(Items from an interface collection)
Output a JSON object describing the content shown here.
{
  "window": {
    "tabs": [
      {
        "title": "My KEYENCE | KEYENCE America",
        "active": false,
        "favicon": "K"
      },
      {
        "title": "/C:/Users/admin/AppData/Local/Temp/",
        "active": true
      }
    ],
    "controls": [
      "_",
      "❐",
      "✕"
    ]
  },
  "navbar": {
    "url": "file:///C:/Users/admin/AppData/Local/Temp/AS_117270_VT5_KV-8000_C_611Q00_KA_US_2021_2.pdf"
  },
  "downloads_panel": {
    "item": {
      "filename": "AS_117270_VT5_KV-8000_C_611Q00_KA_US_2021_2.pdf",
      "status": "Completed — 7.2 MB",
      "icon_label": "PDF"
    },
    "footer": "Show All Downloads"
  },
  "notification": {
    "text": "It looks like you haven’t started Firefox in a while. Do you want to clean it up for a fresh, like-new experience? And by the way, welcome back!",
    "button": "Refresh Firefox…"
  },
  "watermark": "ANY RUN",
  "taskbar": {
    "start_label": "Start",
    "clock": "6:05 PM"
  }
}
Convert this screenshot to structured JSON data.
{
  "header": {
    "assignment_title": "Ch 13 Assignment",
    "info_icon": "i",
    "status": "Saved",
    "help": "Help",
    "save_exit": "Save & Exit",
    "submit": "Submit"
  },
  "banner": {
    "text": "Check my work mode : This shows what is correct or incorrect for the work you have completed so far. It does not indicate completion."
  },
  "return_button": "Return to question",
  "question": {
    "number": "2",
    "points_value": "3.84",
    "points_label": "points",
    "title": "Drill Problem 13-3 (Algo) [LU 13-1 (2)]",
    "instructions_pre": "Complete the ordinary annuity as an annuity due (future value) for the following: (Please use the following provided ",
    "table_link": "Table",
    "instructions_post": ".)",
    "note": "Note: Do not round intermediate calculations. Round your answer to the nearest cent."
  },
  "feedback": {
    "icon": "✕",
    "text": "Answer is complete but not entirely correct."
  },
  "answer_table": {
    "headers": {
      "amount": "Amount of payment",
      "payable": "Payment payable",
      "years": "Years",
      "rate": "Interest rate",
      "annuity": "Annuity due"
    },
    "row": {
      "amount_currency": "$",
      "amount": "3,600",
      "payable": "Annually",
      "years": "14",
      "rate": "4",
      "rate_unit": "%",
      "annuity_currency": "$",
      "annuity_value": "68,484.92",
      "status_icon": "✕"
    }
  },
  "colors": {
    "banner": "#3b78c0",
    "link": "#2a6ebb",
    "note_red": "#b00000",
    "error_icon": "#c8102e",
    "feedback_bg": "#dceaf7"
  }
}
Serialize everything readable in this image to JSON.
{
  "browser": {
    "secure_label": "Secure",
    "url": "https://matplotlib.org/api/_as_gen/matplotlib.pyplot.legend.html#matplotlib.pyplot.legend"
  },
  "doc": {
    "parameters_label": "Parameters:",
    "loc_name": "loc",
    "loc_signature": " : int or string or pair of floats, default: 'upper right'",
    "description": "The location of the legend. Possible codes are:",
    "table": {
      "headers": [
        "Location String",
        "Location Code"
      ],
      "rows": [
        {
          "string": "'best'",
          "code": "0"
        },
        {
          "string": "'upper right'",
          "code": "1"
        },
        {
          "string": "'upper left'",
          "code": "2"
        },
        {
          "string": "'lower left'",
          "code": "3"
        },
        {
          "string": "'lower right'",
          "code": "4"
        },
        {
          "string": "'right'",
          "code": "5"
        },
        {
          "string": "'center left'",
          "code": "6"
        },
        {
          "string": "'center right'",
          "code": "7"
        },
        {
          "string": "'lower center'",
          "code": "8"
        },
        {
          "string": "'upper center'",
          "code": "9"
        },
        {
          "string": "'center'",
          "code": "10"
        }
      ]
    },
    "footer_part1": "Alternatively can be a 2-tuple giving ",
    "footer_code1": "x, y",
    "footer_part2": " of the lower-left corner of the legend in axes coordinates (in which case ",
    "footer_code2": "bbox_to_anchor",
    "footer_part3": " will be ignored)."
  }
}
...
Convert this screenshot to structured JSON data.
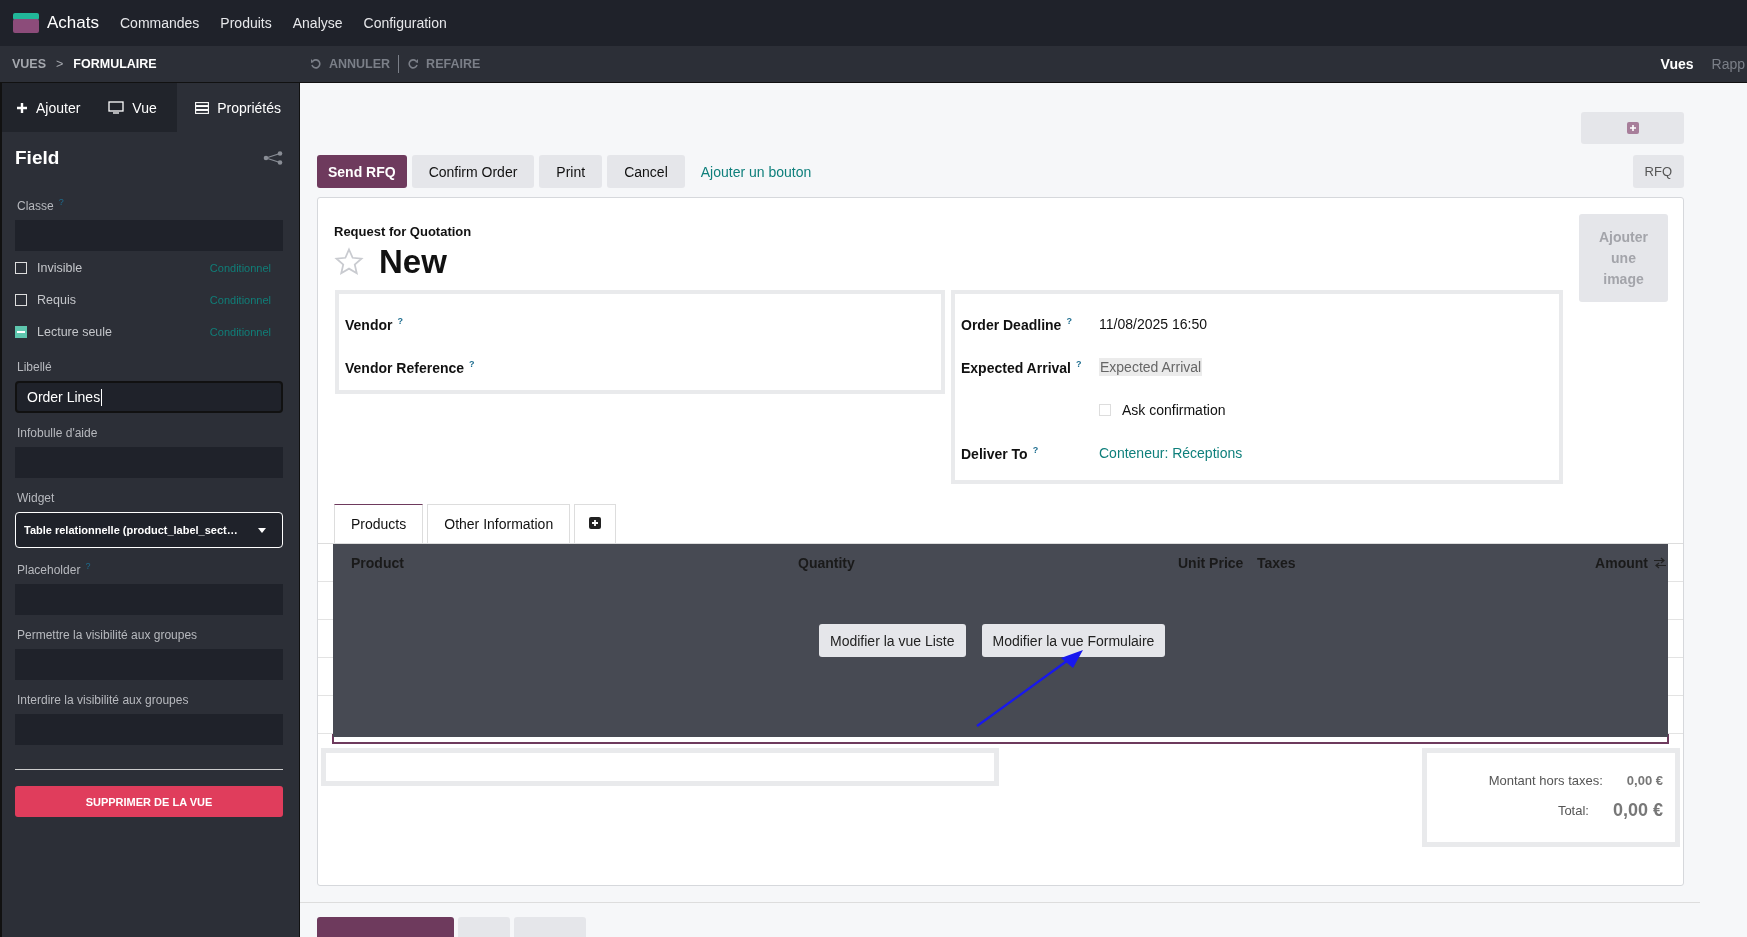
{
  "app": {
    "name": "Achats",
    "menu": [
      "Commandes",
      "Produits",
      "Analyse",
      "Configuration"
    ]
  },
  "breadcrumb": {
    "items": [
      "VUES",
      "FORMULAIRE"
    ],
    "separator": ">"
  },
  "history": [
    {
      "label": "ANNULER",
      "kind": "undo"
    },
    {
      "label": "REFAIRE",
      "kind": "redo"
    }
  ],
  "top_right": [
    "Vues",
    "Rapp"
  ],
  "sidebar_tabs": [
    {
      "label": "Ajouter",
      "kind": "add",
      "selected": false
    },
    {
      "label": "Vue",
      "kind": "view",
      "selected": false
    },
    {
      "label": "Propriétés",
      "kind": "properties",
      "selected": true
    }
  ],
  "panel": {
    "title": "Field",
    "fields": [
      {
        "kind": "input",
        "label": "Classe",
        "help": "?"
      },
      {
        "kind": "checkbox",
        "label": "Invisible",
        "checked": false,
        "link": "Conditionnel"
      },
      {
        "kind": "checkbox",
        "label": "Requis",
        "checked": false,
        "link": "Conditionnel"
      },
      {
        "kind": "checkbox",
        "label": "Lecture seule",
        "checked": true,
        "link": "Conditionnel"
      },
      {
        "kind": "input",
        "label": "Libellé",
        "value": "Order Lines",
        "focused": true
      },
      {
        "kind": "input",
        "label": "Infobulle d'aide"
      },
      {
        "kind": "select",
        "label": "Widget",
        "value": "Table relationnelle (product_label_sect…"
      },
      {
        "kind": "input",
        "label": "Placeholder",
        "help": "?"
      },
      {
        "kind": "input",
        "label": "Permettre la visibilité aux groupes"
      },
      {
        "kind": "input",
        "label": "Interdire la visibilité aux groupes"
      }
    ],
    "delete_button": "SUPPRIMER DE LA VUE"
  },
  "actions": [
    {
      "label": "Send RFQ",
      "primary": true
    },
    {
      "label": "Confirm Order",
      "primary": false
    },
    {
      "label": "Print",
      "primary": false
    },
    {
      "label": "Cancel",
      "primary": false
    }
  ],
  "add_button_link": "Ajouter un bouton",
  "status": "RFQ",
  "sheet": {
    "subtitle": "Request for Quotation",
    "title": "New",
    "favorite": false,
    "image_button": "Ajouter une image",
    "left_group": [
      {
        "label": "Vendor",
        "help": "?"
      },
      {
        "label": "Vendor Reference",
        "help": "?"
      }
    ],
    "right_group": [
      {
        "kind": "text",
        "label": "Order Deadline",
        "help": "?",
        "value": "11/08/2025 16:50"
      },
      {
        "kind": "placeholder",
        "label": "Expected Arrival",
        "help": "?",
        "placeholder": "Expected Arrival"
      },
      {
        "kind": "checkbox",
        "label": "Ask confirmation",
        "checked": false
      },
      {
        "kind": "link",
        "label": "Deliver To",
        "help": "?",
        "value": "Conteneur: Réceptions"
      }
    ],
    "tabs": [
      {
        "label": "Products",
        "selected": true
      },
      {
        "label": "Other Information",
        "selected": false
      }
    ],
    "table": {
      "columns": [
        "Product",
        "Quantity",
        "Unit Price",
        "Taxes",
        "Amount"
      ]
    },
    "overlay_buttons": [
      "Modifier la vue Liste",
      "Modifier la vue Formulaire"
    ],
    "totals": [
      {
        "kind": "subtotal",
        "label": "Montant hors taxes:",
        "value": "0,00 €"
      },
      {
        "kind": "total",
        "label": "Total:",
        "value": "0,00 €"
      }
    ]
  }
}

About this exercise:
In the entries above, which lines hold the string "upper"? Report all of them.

Reply to the exercise:
    "loc_signature": " : int or string or pair of floats, default: 'upper right'",
          "string": "'upper right'",
          "string": "'upper left'",
          "string": "'upper center'",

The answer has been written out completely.